Trying to understand why many Americans favor an individual right not to choose coverage (Americans have, after all, been forced to carry automobile liability insurance for years, without quibble) over lower costs and their own economic advantage, I began to look into why health care costs are so high. According to the 2011 Milliman Medical Index, the total cost of health care for a typical family of four covered by a preferred provider plan was $19,393; an increase of $1,319, or 7.3 percent over the cost for 2010. This amount was double what the same family would have needed less than a decade ago, in 2002, when the cost was $9,235. Of the total 2011 amount, the average employee paid an all time high of 39.7 percent, or $8008. That is certainly not small change at a time when the economy has stagnated and unemployment is high.
Why health care costs continue to rise is not easily answered or understood. Many factors have been cited as contributing to the high cost: the fear of medical malpractice lawsuits, doctor and hospital fees, overuse of unnecessary tests and procedures, extremely high overhead and administrative costs, over-emphasis on treatment as opposed to preventive care, and a quantity- not quality-based system for doctor and hospital reimbursement (they are paid more for how much service they provide) have all been named as potential culprits.
Underlying all of these reasons, however, is the fact that prices for medical goods and services continue to rise because they can. In our market-driven economy, providers of these goods and services like pharmaceutical companies are responsible to their stockholders to show a yearly increased profit. With this goal in mind, prices for products are increased, often without there being any need to do so, other than enhancing the bottom line. According to the Business Journal, for example, the price of a drug that halts premature labor in pregnant women skyrocketed from $10 or $20 per dose $1500 when a Missouri-based pharmaceutical company obtained an exclusive sevenyear patent to sell it. The drug’s price was raised even though the company did not have any associated research or development costs to keep it on the market. In the end, insurance companies will continue to pay for the drug for patients for whom it is medically necessary, but will pass on the added cost by increasing subscriber premiums.

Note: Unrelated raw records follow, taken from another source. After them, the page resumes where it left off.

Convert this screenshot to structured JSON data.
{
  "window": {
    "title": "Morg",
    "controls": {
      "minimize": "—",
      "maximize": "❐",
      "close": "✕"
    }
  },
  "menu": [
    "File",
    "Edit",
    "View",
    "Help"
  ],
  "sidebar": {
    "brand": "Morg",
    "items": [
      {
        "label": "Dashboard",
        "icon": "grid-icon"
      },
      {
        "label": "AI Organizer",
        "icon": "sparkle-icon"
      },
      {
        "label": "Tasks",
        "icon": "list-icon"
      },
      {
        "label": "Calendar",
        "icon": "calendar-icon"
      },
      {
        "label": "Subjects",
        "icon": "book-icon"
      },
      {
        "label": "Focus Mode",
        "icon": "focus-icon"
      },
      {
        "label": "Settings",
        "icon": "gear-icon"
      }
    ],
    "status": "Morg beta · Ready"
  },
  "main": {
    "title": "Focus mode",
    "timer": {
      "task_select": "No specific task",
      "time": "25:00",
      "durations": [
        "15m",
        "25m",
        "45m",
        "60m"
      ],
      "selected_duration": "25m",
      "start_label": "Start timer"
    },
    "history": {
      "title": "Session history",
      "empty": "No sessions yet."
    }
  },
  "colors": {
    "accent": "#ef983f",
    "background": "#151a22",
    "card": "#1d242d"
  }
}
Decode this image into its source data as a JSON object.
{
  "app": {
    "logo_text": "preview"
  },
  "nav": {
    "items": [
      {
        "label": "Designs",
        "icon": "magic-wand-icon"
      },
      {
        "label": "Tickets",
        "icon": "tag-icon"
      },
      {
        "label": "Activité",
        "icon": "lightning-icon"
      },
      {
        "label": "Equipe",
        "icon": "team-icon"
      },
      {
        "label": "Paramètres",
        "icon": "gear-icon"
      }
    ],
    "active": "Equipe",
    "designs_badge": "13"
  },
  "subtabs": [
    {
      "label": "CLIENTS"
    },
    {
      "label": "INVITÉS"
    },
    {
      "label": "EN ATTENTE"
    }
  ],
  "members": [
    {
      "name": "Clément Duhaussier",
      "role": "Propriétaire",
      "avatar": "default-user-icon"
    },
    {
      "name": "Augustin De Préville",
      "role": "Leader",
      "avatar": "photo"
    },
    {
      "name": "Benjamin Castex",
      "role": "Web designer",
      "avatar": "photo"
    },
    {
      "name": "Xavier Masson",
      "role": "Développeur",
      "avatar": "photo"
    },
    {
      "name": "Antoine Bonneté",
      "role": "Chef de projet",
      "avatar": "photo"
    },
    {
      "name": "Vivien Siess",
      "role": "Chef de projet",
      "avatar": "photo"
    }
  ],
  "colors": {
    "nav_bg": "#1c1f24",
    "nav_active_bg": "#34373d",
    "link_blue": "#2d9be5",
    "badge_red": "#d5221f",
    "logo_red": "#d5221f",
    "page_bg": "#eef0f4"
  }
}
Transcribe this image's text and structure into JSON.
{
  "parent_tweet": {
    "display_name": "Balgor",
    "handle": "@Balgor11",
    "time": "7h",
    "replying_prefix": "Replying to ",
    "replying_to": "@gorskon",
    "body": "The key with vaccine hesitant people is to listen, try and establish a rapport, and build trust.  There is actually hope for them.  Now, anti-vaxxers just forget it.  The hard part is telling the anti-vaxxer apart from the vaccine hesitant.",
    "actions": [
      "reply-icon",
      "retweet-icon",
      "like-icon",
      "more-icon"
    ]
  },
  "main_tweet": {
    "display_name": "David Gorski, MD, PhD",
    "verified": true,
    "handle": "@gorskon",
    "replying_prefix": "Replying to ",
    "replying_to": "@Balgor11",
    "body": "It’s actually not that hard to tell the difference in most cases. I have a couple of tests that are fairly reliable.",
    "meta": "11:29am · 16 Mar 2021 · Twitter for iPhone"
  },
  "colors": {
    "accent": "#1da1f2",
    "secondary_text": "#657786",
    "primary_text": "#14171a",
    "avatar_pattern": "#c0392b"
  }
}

What is clear is that unless something is done to curtail it, the inexorable climb in health care costs will continue. Ultimately, these rising costs will have an increasingly devastating effect on ordinary Americans. Unable to financially bear the larger premiums, co-pays and deductibles, many individuals will put off obtaining needed medical care, endangering their health. That many citizens do put off dealing with health issues because of financial concerns is very sad commentary on the state of the health care industry in the world’s wealthiest nation.